Disadvantages of Monopoly
A monopoly market also have some negative effects on the economy. The disadvantages part of monopoly meaning in economics, it follows:
1. Higher prices
There is a presence of inelastic demand in case of monopoly which can create the increase in prices. Since, there is no close substitutes is available in the market, it forces consumers to buy the product on higher price. For example, Microsoft increased their prices in 1980s.This is because of the monopoly in computer software.
2. Decline in consumer surplus
Since, the monopoly firm is the solo seller and price-maker which results in the high price of products. And as we talked earlier, about monopoly meaning in economics, that seller earns a maximum profit, which becomes burden for consumers. As a result there are few consumers, which creates allocative inefficiency.

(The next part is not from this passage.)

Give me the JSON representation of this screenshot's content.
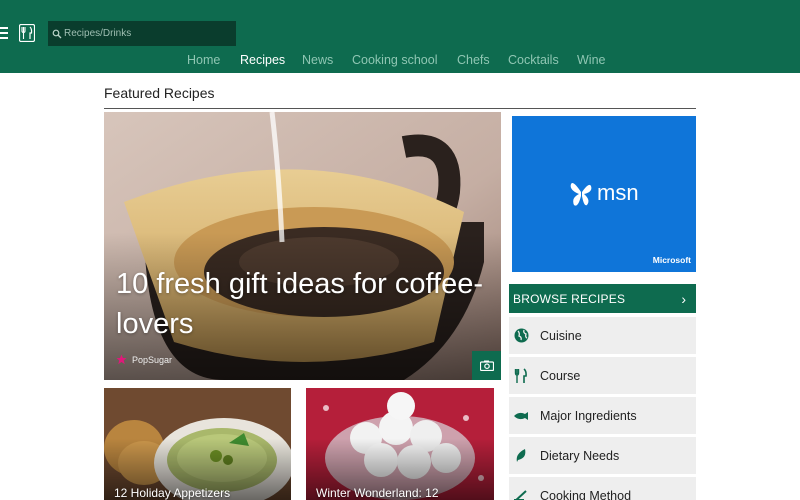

3. Fewer incentives
In monopoly market there is no or very less competition, which gives the power to firm not to pursue the customers. Firms in this market does’t need to give incentives to make the sale. Therefore it encourages x-inefficiency (organizational slack)
4. Possible Diseconomies of scale
When monopoly firms starts to grow, firms have difficulty in handling the internal operations. As a result firm starts going downhill and it becomes difficult to survive the business.
5. Monopoly power
It refers to the paying of lower price to suppliers. such as, in case of farmers and supermarket’s, due to the supermarket’s monopoly farmers faces the price discrimination. Moreover, it has an impact on worker’s salaries and wages.
These are the disadvantages of monopoly to understanding what is monopoly meaning in economics, and problems related to it in the economy.
Examples of Monopoly Market
Now its time to relate the monopoly meaning in economics by real world. Here are true monopoly examples of the world:
1. Indian Railway
Indian railways is a primary example of monopoly market in India which describes the government monopoly. Legally central government as rail transportation ministry has the monopoly on rail transportation in India. It gives a in depth understanding of monopoly meaning in economics. Indian railways is the sole provider of rail transport in India. Indian Railways company is state-owned. This type of monopoly is not equal to private company. Rail networks are often considered to be a ‘natural monopoly.’ It is because only one provider can run a train on a given track at a given time, so naturally, there cannot be competition.
Google is the leading search engine in the world, followed by Microsoft and Yahoo. Market share of Microsoft and Yahoo is very small as compared to Google. But, Google makes a maximum profit from advertising, making them 60% of the global revenue from advertising, which gives you monopoly meaning in economics. Google earns from its advertisement setup, using search history and locations. It is impossible for smaller firms to compete with such big data.
Facebook is the good example of monopoly meaning in economics as the key player of social media industry. Mark Zuckerberg has not named all the apps, but there four apps under Facebook: Facebook app, Facebook Messenger, WhatsApp, and Instagram. Facebook and other social media apps of Facebook top social apps globally on iOS and android.
Luxottica is the leading brand in eyewear, plus it owns the biggest brands in the industry. But, their is no change in the name of these brands, which makes the consumer believes they have different choices. This brand has the market share more of more than 80%
Microsoft operating systems owns 90-95% of the microcomputer computer operating systems market across the globe. Its operating system become essential in home and business computers. Which gives them the monopoly in all domestic and commercial IT industry. Plus, the substitutes available to the operations system market are not the close ones in Microsoft’s case.
These are top 5 monopoly market real-world examples that clearly explain the monopoly meaning in economics.
Here was each section which can clarifies the monopoly meaning in economics. To give the understanding on definition of Monopoly in economics. And, this answers the question of What is a Monopoly in economics?